Poverty may have direct implications for important, early steps in the development of the brain, saddling children of low-income families with slower rates of growth in two key brain structures.
“We are very glad we could contribute to this sobering study about the impact of poverty on early childhood brain development.”
That’s the conclusion of a new study by researchers at the University of Wisconsin-Madison and the University of North Carolina School of Medicine, published online Dec. 11, 2013 by the journal, PLOS ONE.
“We are very glad we could contribute to this sobering study about the impact of poverty on early childhood brain development. We’ve known that poverty can have long lasting consequences for childhood development and learning, and this study provides concrete evidence that poverty can change how the brain itself grows,” said John H. Gilmore, MD, a co-author of the study and professor of psychiatry at UNC.
Jamie Hanson, a graduate student at UW-Madison, is the study’s lead author. Senior authors of the study from UW-Madison are Seth Pollak, PhD, professor of psychology, and Barbara Wolfe, PhD, professor of economics, population health sciences and public affairs.
By age 4, children in families living with incomes under 200 percent of the federal poverty line have less gray matter — brain tissue critical for processing of information and execution of actions — than kids growing up in families with higher incomes.
The study used brain scans provided by the National Institute of Health’s MRI Study of Normal Brain Development. The Early Brain Development research team at UNC including Gilmore, Dinggang Shen, PhD, and Feng Shi, PhD, analyzed these scans using a method they developed for measuring children’s brain volumes. This is an especially difficult technological feat when performed on small and rapidly growing infant brains. Both Shen and Shi are faculty in the UNC Department of Radiology. They and Gilmore are also members of the UNC Biomedical Research Imaging Center (BRIC).

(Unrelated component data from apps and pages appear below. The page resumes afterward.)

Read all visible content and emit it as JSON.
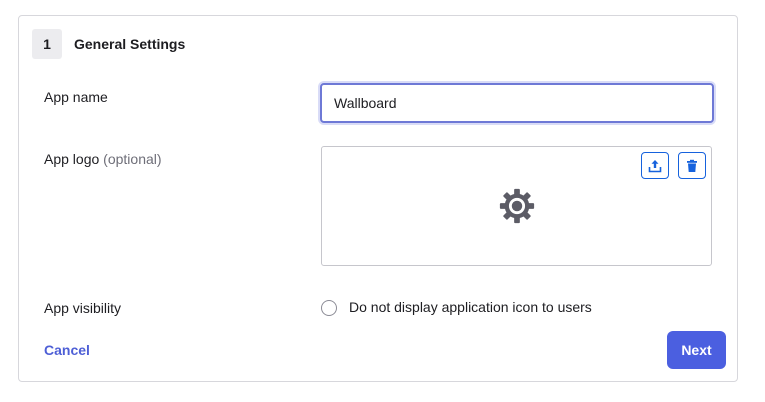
{
  "section": {
    "step_number": "1",
    "title": "General Settings"
  },
  "fields": {
    "app_name_label": "App name",
    "app_name_value": "Wallboard",
    "app_logo_label": "App logo",
    "app_logo_optional": "(optional)",
    "app_visibility_label": "App visibility",
    "visibility_checkbox_label": "Do not display application icon to users",
    "visibility_checked": false
  },
  "icons": {
    "upload": "upload-icon",
    "delete": "trash-icon",
    "placeholder_logo": "gear-icon"
  },
  "actions": {
    "cancel_label": "Cancel",
    "next_label": "Next"
  },
  "colors": {
    "accent": "#4b5fe0",
    "link": "#4e5fd6",
    "icon_button_border": "#1662dd",
    "focus_ring": "#6e79d6"
  }
}
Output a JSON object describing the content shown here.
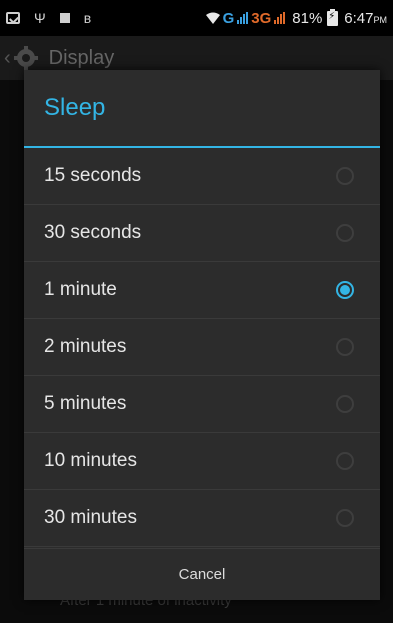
{
  "status_bar": {
    "network_g": "G",
    "network_3g": "3G",
    "battery_percent": "81%",
    "time": "6:47",
    "ampm": "PM"
  },
  "background": {
    "title": "Display",
    "summary": "After 1 minute of inactivity"
  },
  "dialog": {
    "title": "Sleep",
    "options": [
      {
        "label": "15 seconds",
        "selected": false
      },
      {
        "label": "30 seconds",
        "selected": false
      },
      {
        "label": "1 minute",
        "selected": true
      },
      {
        "label": "2 minutes",
        "selected": false
      },
      {
        "label": "5 minutes",
        "selected": false
      },
      {
        "label": "10 minutes",
        "selected": false
      },
      {
        "label": "30 minutes",
        "selected": false
      }
    ],
    "cancel_label": "Cancel"
  },
  "colors": {
    "accent": "#33b5e5",
    "dialog_bg": "#2c2c2c",
    "network_g": "#3aa0e0",
    "network_3g": "#e06a2a"
  },
  "icons": {
    "status_left": [
      "message-icon",
      "usb-icon",
      "stop-icon",
      "bluetooth-icon"
    ],
    "status_right": [
      "wifi-icon",
      "signal-icon",
      "battery-charging-icon"
    ],
    "header": [
      "back-arrow-icon",
      "settings-icon"
    ]
  }
}
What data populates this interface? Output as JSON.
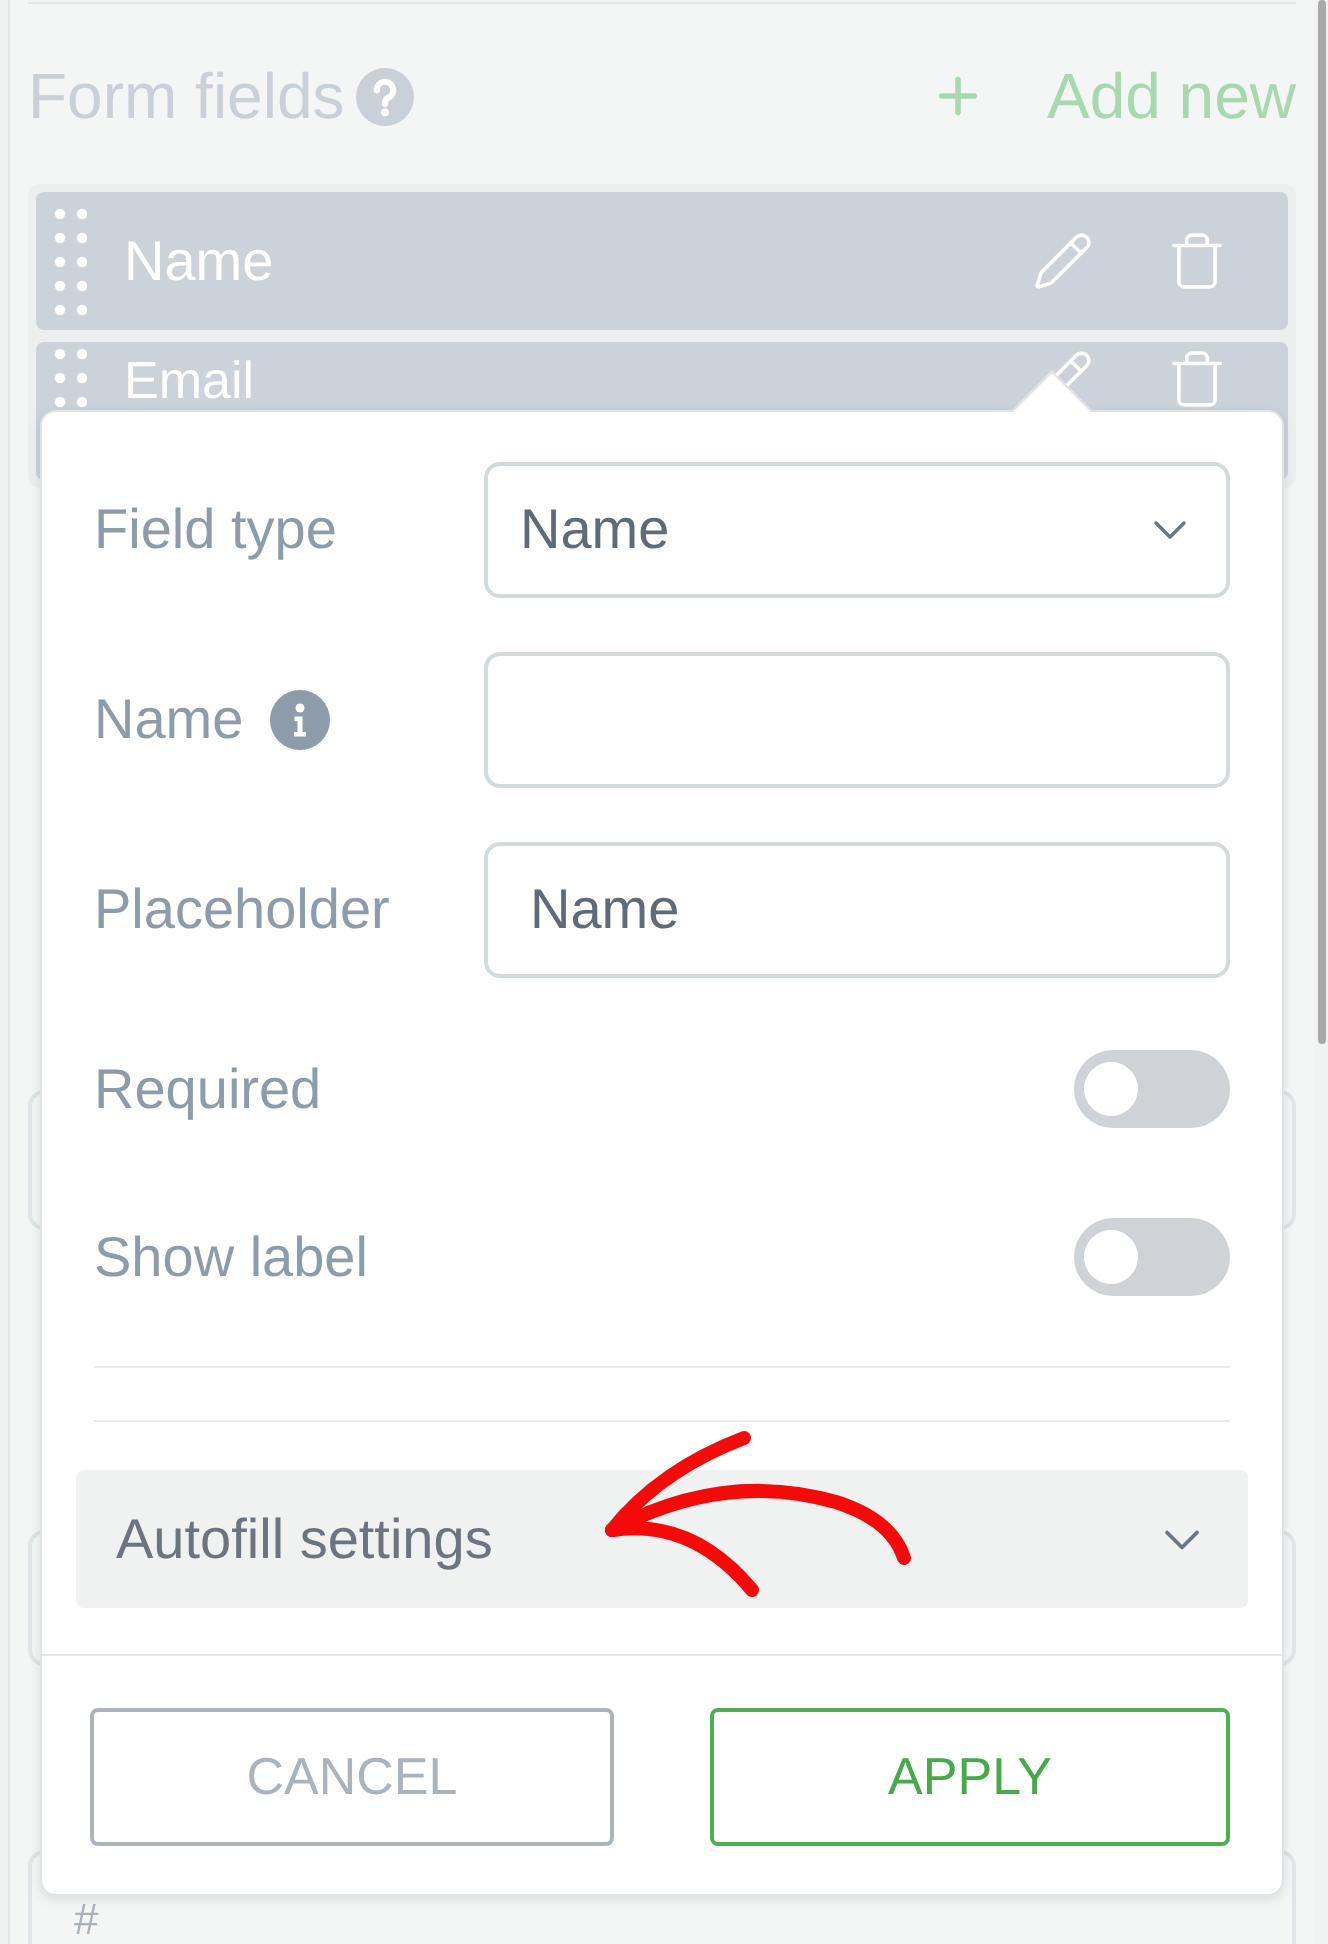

Data from the MRI Study of Normal Brain Development excludes children whose brain development may have been altered by a number of factors: mothers who smoke or drank during pregnancy, birth complications, head injuries, family psychiatric history and other issues. As a result, the findings may underestimate the actual deficit developed by a more representative sample of children from poor families.
The study found no meaningful difference in gray matter between children of middle-income families and those from relatively wealthy ones.
For poor families — who ranged from extremely poor with almost no cash income to a few tens of thousands of dollars per year — the list of potential environmental factors is lengthy. Poor nutrition and lack of sleep, lack of books and other educational toys, parental stress, an unsafe environment, limited enriching conversation are just a few of the potential contributors.